At the same time, it is essential to be aware of the “stigma by association” parents face when their child is overweight. A recent study published by the “Child Obes” journal examined the negative stigma that mothers face when their child is struggling with their weight. Mothers interviewed for the study claimed they experienced negative stigma for their child’s weight from family members, physicians, and other adults. Most of those mothers also feel that they are at least partially to blame for their child’s weight since they think it is their responsibility to establish routines for their child and to break cycles. Other external factors also played roles in their children’s weight, such as depression, difficulty controlling teenage eating behaviors, and the unhealthy foods served at school. The comments made towards these mothers were found to be upsetting to them in most cases, yet they also commonly agreed with the blame they received.

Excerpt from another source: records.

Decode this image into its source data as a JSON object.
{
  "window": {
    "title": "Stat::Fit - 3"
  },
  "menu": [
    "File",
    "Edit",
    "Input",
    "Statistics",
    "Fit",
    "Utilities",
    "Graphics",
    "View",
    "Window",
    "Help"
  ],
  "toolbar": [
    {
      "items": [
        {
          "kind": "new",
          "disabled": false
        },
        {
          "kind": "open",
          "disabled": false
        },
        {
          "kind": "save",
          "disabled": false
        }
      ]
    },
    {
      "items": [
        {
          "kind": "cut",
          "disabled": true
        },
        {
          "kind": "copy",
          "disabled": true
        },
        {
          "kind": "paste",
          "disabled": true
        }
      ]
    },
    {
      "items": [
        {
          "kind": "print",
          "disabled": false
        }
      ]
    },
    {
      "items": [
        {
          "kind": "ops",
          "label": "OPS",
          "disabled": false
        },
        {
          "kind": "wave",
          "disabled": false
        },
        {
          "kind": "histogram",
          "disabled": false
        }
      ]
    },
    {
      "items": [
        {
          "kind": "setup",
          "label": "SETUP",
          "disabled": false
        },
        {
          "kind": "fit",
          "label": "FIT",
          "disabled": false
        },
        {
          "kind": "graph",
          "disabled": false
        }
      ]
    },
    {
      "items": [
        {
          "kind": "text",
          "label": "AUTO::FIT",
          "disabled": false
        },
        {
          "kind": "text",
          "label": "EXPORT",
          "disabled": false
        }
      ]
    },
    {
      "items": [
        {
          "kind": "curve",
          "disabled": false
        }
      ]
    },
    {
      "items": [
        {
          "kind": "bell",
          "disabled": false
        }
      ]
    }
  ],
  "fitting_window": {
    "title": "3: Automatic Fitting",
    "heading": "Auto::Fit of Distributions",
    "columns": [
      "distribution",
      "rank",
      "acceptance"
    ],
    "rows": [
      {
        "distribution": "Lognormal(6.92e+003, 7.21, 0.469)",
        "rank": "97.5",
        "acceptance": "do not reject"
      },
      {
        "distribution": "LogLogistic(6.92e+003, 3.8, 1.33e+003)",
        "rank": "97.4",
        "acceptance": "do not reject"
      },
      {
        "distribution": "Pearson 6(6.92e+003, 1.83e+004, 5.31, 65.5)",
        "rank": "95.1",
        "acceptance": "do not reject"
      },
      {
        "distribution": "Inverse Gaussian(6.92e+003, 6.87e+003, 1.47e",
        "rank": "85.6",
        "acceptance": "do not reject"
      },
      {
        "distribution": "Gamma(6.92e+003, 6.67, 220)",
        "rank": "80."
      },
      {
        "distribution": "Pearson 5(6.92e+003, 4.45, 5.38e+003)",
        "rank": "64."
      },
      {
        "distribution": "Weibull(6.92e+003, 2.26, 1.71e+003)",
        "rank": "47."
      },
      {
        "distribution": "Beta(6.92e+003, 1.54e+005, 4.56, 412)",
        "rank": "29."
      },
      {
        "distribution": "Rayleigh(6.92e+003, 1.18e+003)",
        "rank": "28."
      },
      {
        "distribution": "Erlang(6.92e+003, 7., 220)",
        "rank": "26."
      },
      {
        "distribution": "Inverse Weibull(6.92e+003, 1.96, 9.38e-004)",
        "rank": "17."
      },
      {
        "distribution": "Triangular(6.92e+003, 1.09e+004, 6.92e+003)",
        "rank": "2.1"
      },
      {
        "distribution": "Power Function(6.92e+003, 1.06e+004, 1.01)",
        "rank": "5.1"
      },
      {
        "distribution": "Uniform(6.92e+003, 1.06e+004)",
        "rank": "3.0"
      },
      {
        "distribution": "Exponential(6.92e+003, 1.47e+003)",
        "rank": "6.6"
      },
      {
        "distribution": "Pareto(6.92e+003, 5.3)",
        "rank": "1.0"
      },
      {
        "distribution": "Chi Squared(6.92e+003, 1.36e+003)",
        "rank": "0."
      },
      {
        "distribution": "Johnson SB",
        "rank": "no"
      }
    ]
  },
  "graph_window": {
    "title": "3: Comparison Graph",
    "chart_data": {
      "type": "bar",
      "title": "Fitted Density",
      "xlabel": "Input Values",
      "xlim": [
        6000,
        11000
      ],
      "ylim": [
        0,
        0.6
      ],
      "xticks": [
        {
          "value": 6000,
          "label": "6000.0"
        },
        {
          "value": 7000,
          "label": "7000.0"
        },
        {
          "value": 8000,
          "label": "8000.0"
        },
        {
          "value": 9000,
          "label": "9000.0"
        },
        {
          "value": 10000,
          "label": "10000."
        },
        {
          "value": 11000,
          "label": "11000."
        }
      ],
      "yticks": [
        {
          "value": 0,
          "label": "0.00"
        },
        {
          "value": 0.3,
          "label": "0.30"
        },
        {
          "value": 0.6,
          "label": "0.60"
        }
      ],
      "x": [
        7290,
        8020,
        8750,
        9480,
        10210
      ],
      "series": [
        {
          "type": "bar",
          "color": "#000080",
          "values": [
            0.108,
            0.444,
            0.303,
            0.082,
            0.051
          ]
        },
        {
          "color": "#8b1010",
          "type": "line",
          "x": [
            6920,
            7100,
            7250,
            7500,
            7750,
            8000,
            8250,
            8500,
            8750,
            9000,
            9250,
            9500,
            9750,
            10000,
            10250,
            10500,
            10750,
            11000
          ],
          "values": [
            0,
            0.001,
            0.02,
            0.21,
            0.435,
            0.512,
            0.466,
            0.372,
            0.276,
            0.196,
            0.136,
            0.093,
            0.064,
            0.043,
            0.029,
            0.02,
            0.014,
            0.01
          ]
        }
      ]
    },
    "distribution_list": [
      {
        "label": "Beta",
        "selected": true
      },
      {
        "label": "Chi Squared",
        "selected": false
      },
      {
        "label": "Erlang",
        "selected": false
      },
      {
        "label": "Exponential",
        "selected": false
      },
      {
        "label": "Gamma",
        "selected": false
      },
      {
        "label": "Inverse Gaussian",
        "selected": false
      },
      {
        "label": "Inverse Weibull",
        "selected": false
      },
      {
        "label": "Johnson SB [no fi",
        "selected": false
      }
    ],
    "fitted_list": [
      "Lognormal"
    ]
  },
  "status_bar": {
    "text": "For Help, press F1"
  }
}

It is easy to underestimate how challenging it can be to establish healthy eating habits in a family atmosphere when children are accustomed to sugary, processed foods. These products are created to be addictive to sell as many as possible, and there is an overabundance of them available at low prices in grocery stores worldwide. The cheap costs of these foods make them attractive to lower-income consumers. Additionally, making the switch to fruits, vegetables, and whole grains can lead to a lot of protest from the child, who does not understand how their unhealthy eating habits are impacting their lives. Families often need outside intervention and guidance to help break their persistent habits.
According to a 2019 article published by the American Psychological Association, family-based behavioral treatment is the best way to address childhood obesity. These interventions would focus on teaching the parents skills like goal setting, problem-solving, monitoring children’s behaviors, and modeling positive parental behaviors, which would incorporate the whole family into a healthier lifestyle of healthy eating and increased physical activity. These programs proved effective and helped with significant weight loss seen in patients. The biggest obstacle for many of these families pursuing these treatment programs is that most forms of insurance do not cover the costs of pediatric obesity programs. Experts find ways to combat this by offering this form of treatment in primary care offices. However, a change in healthcare policy could be the key to providing high-quality, effective treatment for any family that wants assistance changing their lifestyle.
It is still unclear as to whether the obesity crisis will ever be taken seriously or if it will continue to be pushed aside. The consequence of ignoring it is unfairly affecting children, who adopt the same habits that their parents and peers establish. The COVID-19 pandemic may have worsened matters for people grappling with obesity, and families struggle to receive beneficial treatment due to current healthcare policy. Perhaps bringing more awareness towards the suffering many children face from an unhealthy lifestyle is the push that everyone needs in order to to start taking this health crisis seriously, or we may face far more dire consequences in the years to come.
Share This Post On
Leave a comment
You need to login to leave a comment. Log-in